ACTION ITEM
Report back each line of the data that contains the word "title".

━━━━

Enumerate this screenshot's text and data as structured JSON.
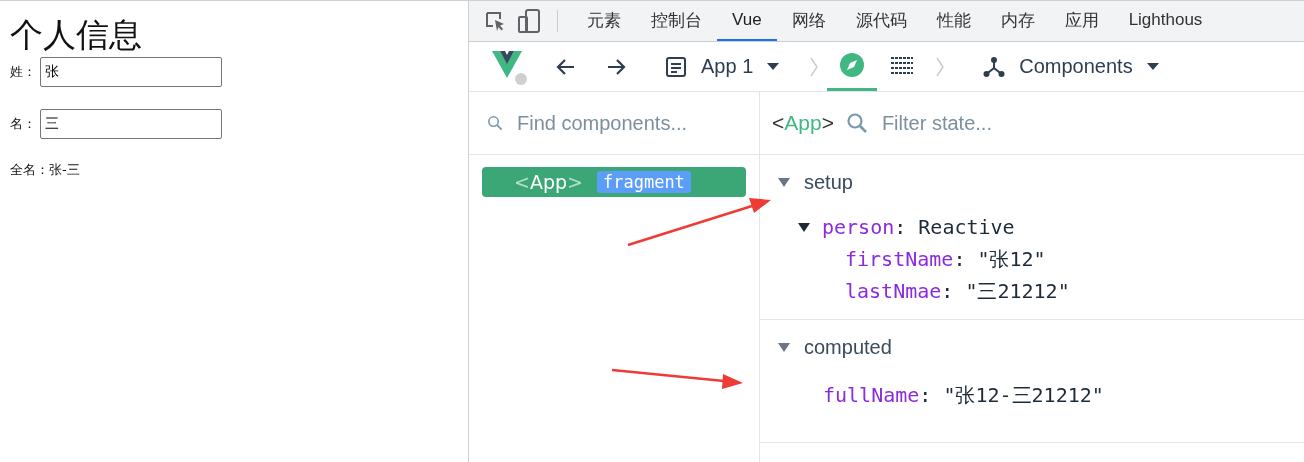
{
  "page": {
    "title": "个人信息",
    "fields": [
      {
        "label": "姓：",
        "value": "张"
      },
      {
        "label": "名：",
        "value": "三"
      }
    ],
    "full_name": "全名：张-三"
  },
  "devtools": {
    "tabs": [
      {
        "label": "元素",
        "selected": false
      },
      {
        "label": "控制台",
        "selected": false
      },
      {
        "label": "Vue",
        "selected": true
      },
      {
        "label": "网络",
        "selected": false
      },
      {
        "label": "源代码",
        "selected": false
      },
      {
        "label": "性能",
        "selected": false
      },
      {
        "label": "内存",
        "selected": false
      },
      {
        "label": "应用",
        "selected": false
      },
      {
        "label": "Lighthous",
        "selected": false
      }
    ],
    "toolbar": {
      "app": "App 1",
      "views": [
        {
          "kind": "inspector",
          "selected": true
        },
        {
          "kind": "timeline",
          "selected": false
        }
      ],
      "mode": "Components"
    },
    "tree": {
      "placeholder": "Find components...",
      "items": [
        {
          "open": "<",
          "name": "App",
          "close": ">",
          "badge": "fragment",
          "selected": true
        }
      ]
    },
    "inspector": {
      "open": "<",
      "component": "App",
      "close": ">",
      "placeholder": "Filter state...",
      "sections": [
        {
          "title": "setup",
          "expanded": true,
          "items": [
            {
              "key": "person",
              "sep": ":",
              "value": "Reactive",
              "expanded": true,
              "children": [
                {
                  "key": "firstName",
                  "sep": ":",
                  "value": "\"张12\""
                },
                {
                  "key": "lastNmae",
                  "sep": ":",
                  "value": "\"三21212\""
                }
              ]
            }
          ]
        },
        {
          "title": "computed",
          "expanded": true,
          "items": [
            {
              "key": "fullName",
              "sep": ":",
              "value": "\"张12-三21212\""
            }
          ]
        }
      ]
    }
  }
}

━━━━

RESULT OF THE EXERCISE
    "title": "个人信息",
          "title": "setup",
          "title": "computed",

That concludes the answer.